[Task directions] Only a number is wanted: how many lines in the records below contain "OneDrive"?

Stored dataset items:
══════
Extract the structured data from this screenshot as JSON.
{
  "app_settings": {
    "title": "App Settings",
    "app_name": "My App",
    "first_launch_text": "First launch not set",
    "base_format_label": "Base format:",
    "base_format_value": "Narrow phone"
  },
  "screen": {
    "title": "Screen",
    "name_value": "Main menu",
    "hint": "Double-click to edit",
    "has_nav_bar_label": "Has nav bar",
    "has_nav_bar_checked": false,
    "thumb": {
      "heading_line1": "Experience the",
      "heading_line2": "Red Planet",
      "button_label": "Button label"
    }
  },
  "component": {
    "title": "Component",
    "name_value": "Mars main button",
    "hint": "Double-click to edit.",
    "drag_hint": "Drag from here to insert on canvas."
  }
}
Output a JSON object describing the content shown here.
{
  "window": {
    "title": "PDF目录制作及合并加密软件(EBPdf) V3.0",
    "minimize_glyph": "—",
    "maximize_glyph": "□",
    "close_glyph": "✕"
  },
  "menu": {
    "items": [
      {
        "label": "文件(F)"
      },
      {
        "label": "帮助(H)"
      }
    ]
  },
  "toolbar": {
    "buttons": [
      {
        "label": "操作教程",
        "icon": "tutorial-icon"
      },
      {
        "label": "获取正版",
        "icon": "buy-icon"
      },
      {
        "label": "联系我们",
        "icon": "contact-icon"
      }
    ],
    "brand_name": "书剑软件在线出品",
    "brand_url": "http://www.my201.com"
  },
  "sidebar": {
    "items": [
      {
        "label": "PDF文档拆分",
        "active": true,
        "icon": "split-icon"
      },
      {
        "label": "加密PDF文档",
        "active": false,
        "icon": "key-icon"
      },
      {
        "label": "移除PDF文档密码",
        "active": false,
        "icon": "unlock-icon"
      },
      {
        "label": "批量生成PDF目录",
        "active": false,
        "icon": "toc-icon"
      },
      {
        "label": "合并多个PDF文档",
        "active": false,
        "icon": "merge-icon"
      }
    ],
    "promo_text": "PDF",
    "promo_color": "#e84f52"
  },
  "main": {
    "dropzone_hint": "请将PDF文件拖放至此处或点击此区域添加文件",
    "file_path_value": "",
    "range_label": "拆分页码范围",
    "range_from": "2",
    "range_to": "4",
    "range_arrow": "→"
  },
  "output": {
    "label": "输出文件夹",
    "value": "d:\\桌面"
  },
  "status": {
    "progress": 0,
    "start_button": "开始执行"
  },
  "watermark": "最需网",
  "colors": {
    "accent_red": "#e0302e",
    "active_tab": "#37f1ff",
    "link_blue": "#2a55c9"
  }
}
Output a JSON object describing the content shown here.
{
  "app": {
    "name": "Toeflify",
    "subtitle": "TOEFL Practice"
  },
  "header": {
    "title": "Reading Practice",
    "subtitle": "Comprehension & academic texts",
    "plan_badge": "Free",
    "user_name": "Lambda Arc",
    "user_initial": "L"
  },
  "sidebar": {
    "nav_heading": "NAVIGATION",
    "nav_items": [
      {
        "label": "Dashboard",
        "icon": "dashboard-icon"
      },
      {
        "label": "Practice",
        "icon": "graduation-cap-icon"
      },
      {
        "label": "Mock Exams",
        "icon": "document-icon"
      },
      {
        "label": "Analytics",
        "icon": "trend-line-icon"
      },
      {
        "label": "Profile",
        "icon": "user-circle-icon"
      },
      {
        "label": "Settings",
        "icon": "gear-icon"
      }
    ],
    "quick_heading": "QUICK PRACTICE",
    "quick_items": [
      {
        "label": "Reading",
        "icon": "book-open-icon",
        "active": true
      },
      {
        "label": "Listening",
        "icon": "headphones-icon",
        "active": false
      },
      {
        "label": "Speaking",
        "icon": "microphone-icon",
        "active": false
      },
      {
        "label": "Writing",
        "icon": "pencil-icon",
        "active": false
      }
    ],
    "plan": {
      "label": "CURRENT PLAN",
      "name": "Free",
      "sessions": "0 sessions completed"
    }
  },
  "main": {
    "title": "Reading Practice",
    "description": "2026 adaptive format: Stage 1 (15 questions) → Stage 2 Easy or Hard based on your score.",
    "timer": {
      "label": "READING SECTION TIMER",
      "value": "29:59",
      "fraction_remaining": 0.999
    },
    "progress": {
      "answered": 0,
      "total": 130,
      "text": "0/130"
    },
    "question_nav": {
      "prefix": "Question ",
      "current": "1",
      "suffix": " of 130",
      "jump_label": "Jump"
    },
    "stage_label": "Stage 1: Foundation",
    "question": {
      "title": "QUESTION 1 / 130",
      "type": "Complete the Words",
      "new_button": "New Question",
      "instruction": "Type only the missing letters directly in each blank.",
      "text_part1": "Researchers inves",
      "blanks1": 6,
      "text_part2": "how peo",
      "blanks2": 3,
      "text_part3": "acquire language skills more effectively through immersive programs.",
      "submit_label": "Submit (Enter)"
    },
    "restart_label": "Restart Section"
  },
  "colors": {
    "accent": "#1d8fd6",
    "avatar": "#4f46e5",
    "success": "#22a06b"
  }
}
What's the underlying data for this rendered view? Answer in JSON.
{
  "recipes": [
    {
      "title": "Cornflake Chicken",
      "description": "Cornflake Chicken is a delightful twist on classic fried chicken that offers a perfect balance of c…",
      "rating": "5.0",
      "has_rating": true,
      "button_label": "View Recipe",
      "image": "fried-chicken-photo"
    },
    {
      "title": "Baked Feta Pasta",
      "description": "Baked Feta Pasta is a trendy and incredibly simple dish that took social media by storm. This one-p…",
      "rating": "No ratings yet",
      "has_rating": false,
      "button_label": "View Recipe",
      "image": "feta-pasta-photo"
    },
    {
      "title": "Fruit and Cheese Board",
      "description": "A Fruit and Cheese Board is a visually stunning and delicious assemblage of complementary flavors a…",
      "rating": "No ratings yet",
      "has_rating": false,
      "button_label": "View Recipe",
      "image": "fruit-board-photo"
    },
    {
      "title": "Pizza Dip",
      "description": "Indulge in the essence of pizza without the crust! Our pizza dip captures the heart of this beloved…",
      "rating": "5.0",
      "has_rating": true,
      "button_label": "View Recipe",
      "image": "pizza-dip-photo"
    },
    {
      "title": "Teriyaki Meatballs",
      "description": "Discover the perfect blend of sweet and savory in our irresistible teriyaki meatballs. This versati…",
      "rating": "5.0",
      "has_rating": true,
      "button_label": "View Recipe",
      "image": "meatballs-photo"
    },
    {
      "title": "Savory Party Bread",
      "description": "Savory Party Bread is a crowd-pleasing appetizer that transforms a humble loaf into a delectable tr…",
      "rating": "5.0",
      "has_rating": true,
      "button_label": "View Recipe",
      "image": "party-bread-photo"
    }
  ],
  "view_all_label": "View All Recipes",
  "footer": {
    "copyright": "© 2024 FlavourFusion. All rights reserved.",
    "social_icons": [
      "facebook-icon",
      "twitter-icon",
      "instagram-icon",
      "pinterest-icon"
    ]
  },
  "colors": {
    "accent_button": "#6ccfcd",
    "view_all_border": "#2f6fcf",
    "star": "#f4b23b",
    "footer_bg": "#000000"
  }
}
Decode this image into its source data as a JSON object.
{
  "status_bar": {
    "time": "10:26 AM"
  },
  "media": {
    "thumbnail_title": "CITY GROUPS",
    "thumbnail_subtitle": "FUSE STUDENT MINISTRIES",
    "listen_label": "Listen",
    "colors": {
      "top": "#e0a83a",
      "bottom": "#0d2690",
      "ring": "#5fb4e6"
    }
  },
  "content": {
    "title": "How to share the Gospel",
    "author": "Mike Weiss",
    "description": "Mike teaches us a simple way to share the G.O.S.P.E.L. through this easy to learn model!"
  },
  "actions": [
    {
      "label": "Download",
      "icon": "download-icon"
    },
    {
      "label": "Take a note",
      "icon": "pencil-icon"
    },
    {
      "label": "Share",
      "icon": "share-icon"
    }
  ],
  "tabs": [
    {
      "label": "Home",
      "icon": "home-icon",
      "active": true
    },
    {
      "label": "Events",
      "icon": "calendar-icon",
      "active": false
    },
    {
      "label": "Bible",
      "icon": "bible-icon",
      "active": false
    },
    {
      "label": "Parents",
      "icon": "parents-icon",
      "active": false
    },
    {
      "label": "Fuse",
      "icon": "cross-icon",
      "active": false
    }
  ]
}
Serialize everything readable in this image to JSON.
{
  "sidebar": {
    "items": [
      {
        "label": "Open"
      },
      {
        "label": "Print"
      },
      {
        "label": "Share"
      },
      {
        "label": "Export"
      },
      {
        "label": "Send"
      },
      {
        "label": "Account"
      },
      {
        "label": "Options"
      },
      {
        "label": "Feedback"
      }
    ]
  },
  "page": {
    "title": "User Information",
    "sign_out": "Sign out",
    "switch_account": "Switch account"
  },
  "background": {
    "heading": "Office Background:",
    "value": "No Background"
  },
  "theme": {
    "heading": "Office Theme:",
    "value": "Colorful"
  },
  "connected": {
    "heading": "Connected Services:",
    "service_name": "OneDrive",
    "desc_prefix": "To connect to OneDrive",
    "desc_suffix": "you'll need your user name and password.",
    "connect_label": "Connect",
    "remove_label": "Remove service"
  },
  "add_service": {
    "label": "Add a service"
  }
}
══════
[Solution to this problem] 2